Divorcing husband was too extreme in closing family business
A judge has ordered that a divorce settlement should include an unequal split in the wife's favour after her husband had behaved in an extreme and unacceptable way when he sold the family business.
The couple had been married for 24 years and had three children, aged 22, 20 and 15.
In 2010, they had started a business which operated vessels providing services in the construction of offshore wind farms and oil and gas sub-sea operations.
When they divorced, both husband and wife embarked on protracted proceedings in which they incurred costs disproportionate to their assets. The proceedings were made more complex by the fact that the husband had sold the business to another company that he owned.
After examining the evidence, the Family Court held that for the husband to have closed the family business, of which the wife was a joint owner, and transferred all assets to a new business owned by him, was egregious conduct which was so extreme that it could not be ignored.
The wife lost the opportunity to share in income subsequently received by the new company.
The court noted that the couple’s net assets were £738,375. The husband's earning capacity far exceeded the wife's and, as principal carer of the youngest child, her needs were greater.
There should therefore be a clean break and an unequal split in the wife's favour with the net effect that the husband should receive £77,414 and the wife £660,961.
The court added that the husband was guilty of litigation misconduct during the complex proceedings and should therefore pay 25% of the wife's costs.
If you would like more information or advice about the issues raised in this article, or any aspect of family law please contact our expert legal team on 02080040065, by email at firstname.lastname@example.org or using the form below.
Citation: Crowther v Crowther, Family Court  EWFC 88 Peel J

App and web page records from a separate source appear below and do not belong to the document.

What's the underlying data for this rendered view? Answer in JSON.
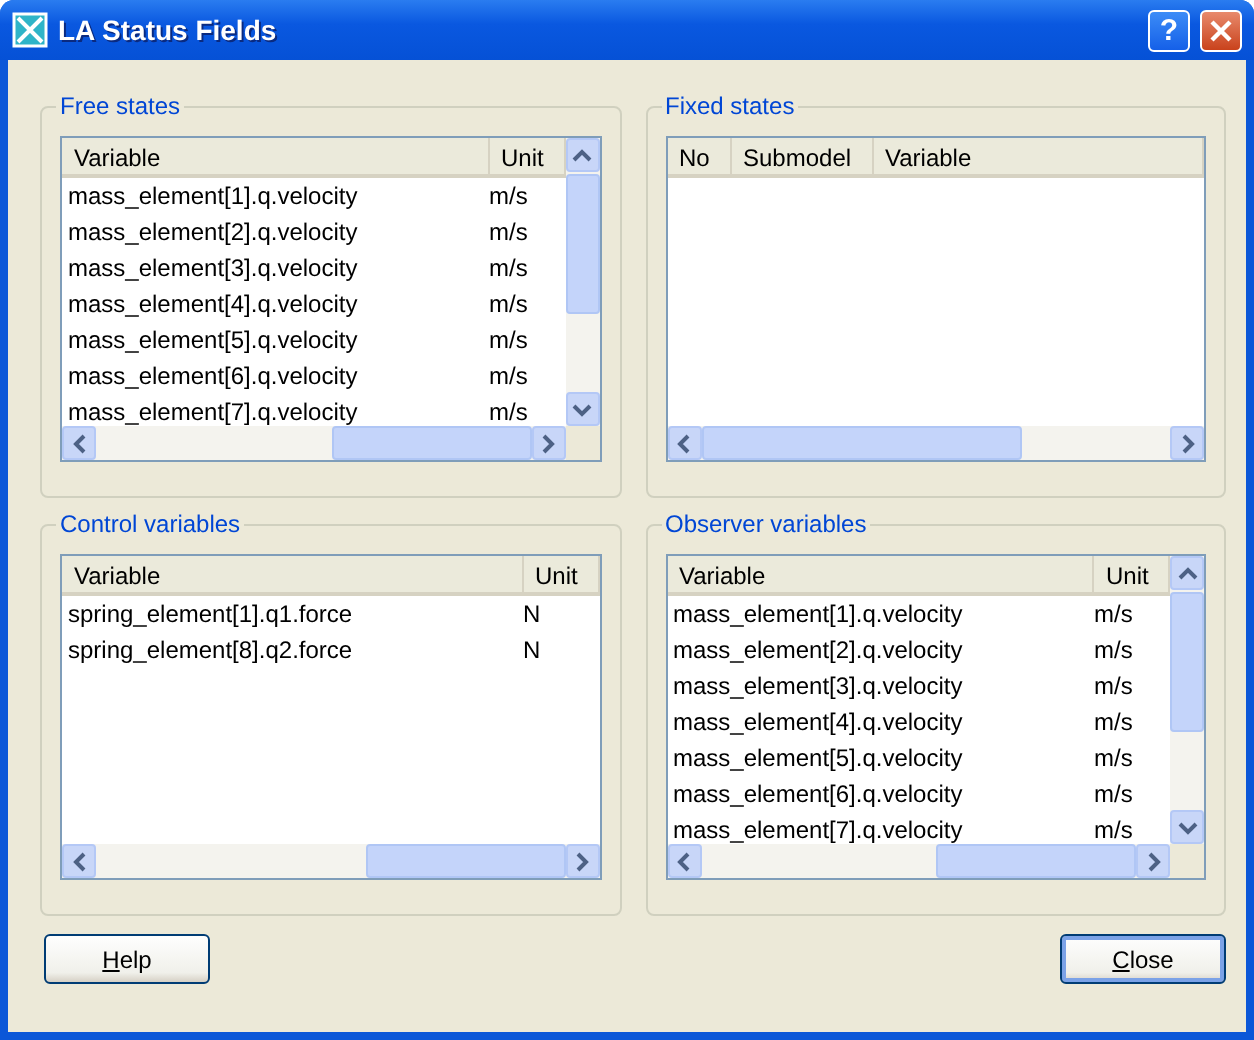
{
  "window": {
    "title": "LA Status Fields",
    "help_glyph": "?"
  },
  "groups": [
    {
      "title": "Free states",
      "columns": [
        "Variable",
        "Unit"
      ],
      "vertical_scrollbar": true,
      "rows": [
        [
          "mass_element[1].q.velocity",
          "m/s"
        ],
        [
          "mass_element[2].q.velocity",
          "m/s"
        ],
        [
          "mass_element[3].q.velocity",
          "m/s"
        ],
        [
          "mass_element[4].q.velocity",
          "m/s"
        ],
        [
          "mass_element[5].q.velocity",
          "m/s"
        ],
        [
          "mass_element[6].q.velocity",
          "m/s"
        ],
        [
          "mass_element[7].q.velocity",
          "m/s"
        ]
      ]
    },
    {
      "title": "Fixed states",
      "columns": [
        "No",
        "Submodel",
        "Variable"
      ],
      "vertical_scrollbar": false
    },
    {
      "title": "Control variables",
      "columns": [
        "Variable",
        "Unit"
      ],
      "vertical_scrollbar": false,
      "rows": [
        [
          "spring_element[1].q1.force",
          "N"
        ],
        [
          "spring_element[8].q2.force",
          "N"
        ]
      ]
    },
    {
      "title": "Observer variables",
      "columns": [
        "Variable",
        "Unit"
      ],
      "vertical_scrollbar": true,
      "rows": [
        [
          "mass_element[1].q.velocity",
          "m/s"
        ],
        [
          "mass_element[2].q.velocity",
          "m/s"
        ],
        [
          "mass_element[3].q.velocity",
          "m/s"
        ],
        [
          "mass_element[4].q.velocity",
          "m/s"
        ],
        [
          "mass_element[5].q.velocity",
          "m/s"
        ],
        [
          "mass_element[6].q.velocity",
          "m/s"
        ],
        [
          "mass_element[7].q.velocity",
          "m/s"
        ]
      ]
    }
  ],
  "buttons": [
    {
      "label": "Help",
      "default": false
    },
    {
      "label": "Close",
      "default": true
    }
  ]
}
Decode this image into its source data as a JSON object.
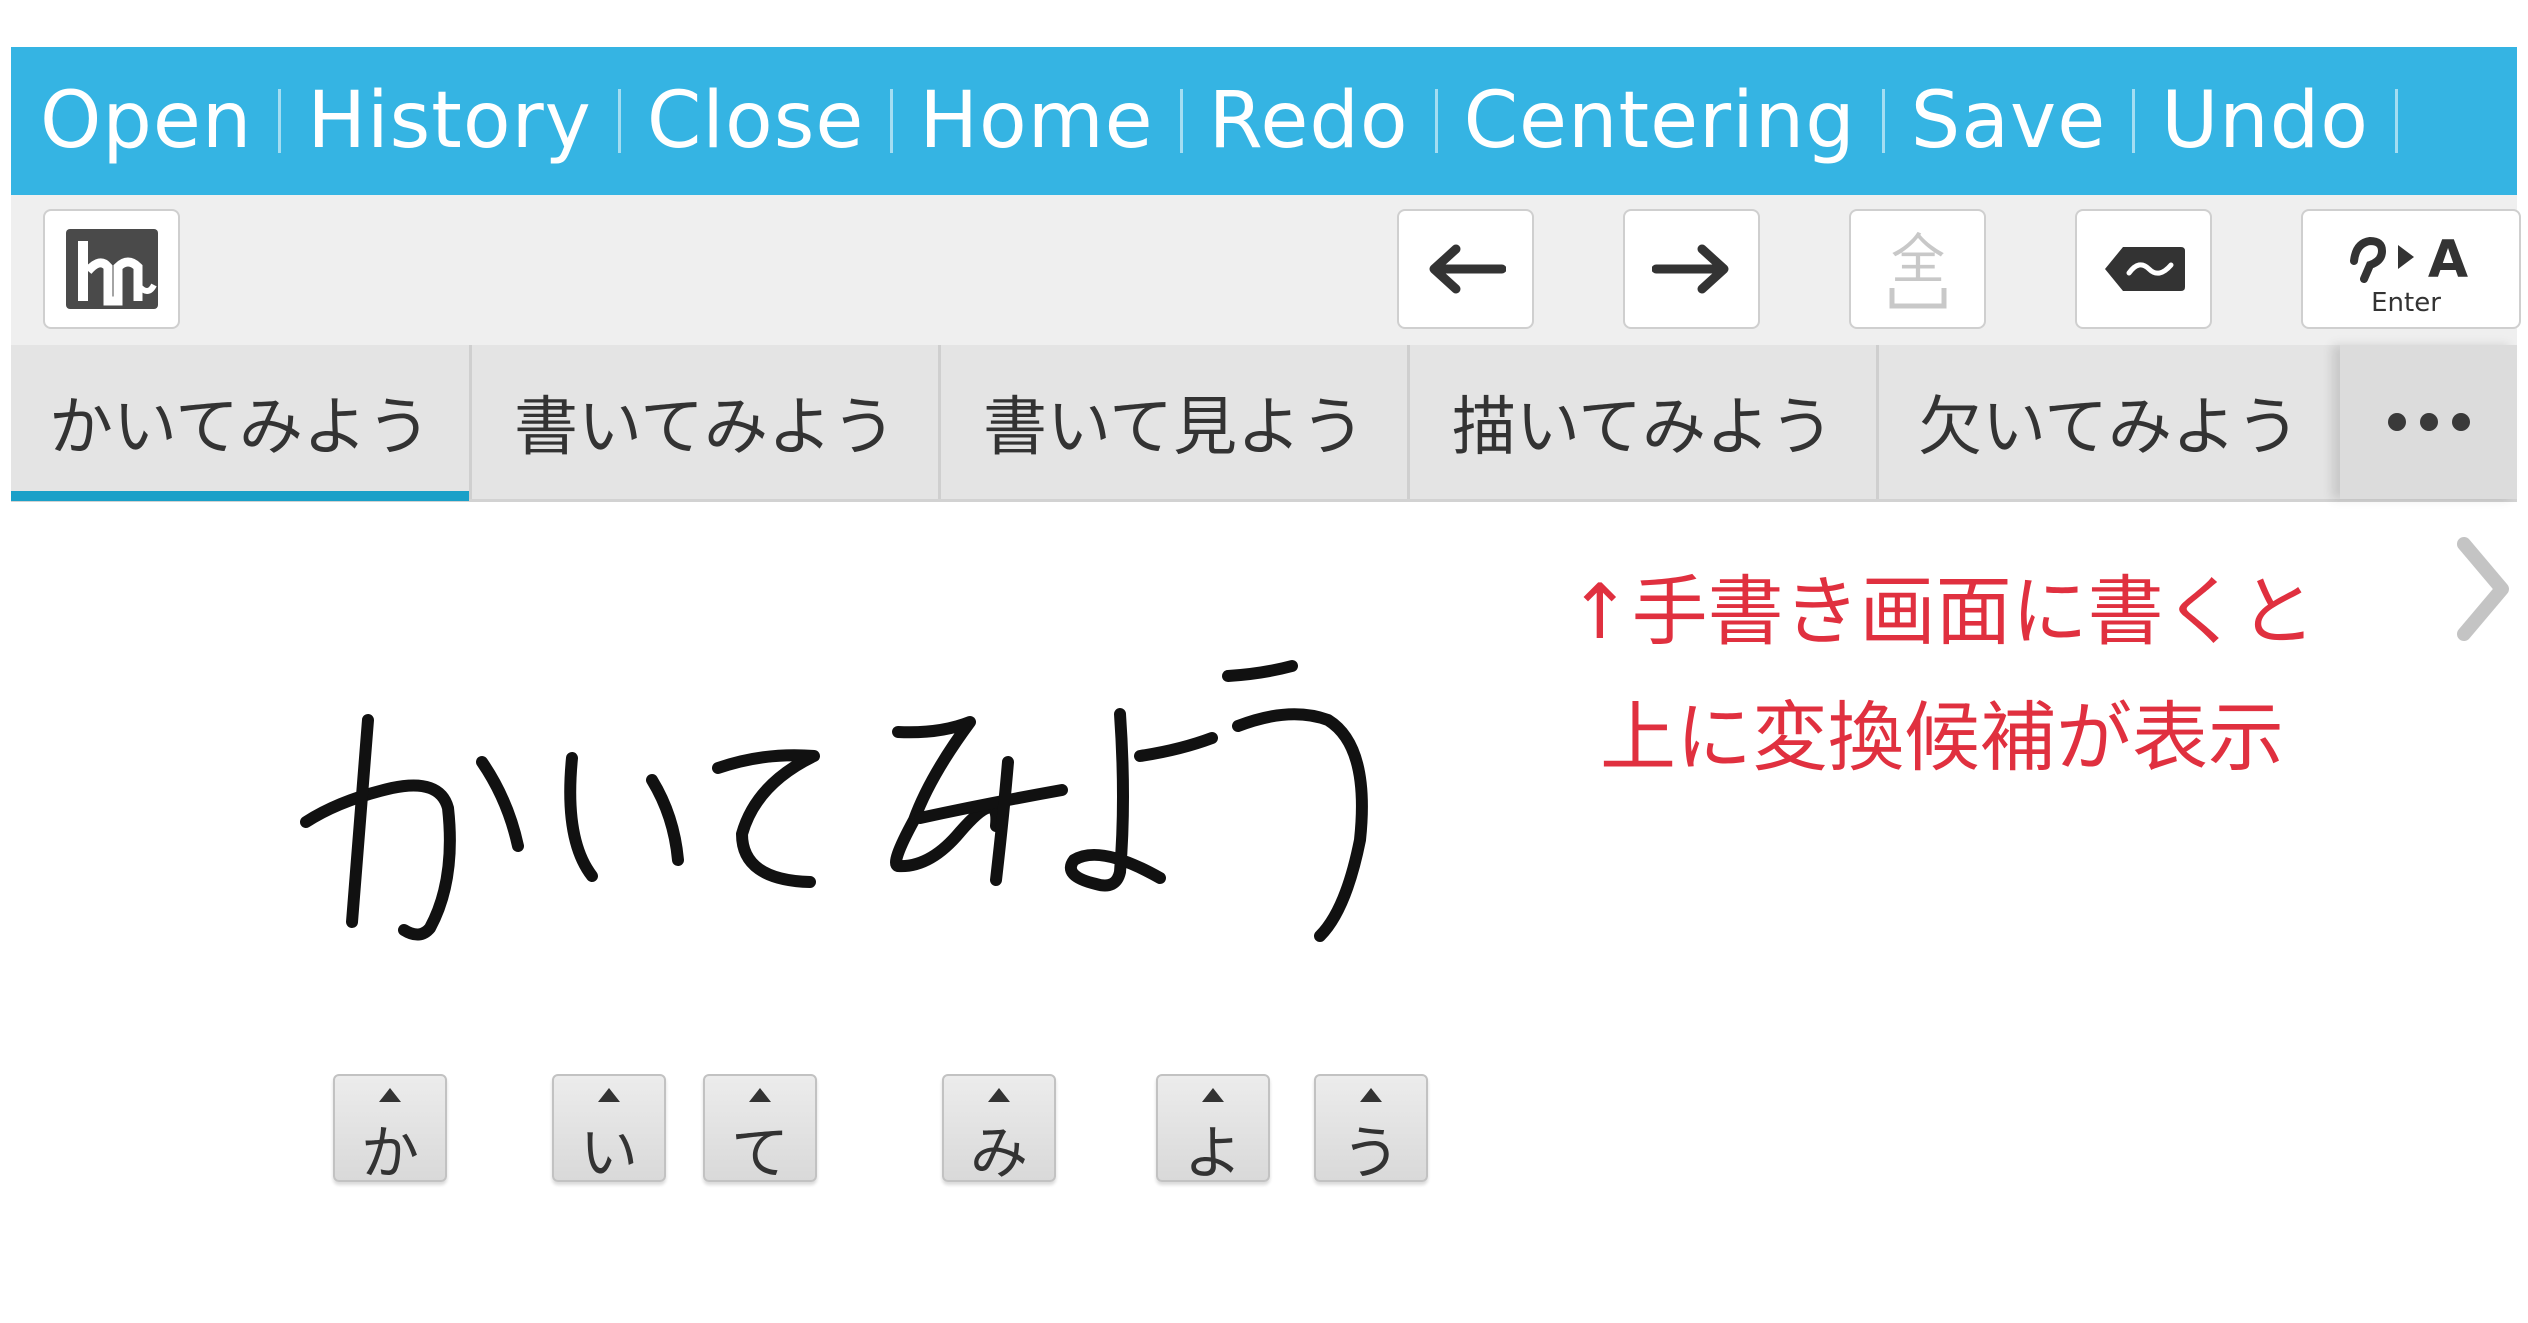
{
  "menu": {
    "items": [
      "Open",
      "History",
      "Close",
      "Home",
      "Redo",
      "Centering",
      "Save",
      "Undo"
    ]
  },
  "toolbar": {
    "buttons": [
      {
        "icon": "handwriting-mode-icon"
      },
      {
        "icon": "arrow-left-icon"
      },
      {
        "icon": "arrow-right-icon"
      },
      {
        "icon": "fullwidth-toggle-icon",
        "glyph": "全",
        "disabled": true
      },
      {
        "icon": "backspace-icon"
      },
      {
        "icon": "enter-icon",
        "label": "Enter"
      }
    ]
  },
  "candidates": {
    "items": [
      "かいてみよう",
      "書いてみよう",
      "書いて見よう",
      "描いてみよう",
      "欠いてみよう"
    ],
    "selected_index": 0
  },
  "annotation": {
    "line1": "↑手書き画面に書くと",
    "line2": "上に変換候補が表示"
  },
  "char_keys": [
    "か",
    "い",
    "て",
    "み",
    "よ",
    "う"
  ],
  "colors": {
    "menubar_bg": "#35b4e3",
    "accent_underline": "#1aa0c8",
    "annotation": "#e0303f"
  }
}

The contents of this article are general information only. The information in this article is not legal or professional advice. The law may have changed since this article was published. Readers should not act on the basis of the information included and should obtain independent expert advice from qualified solicitors such as those within our firm.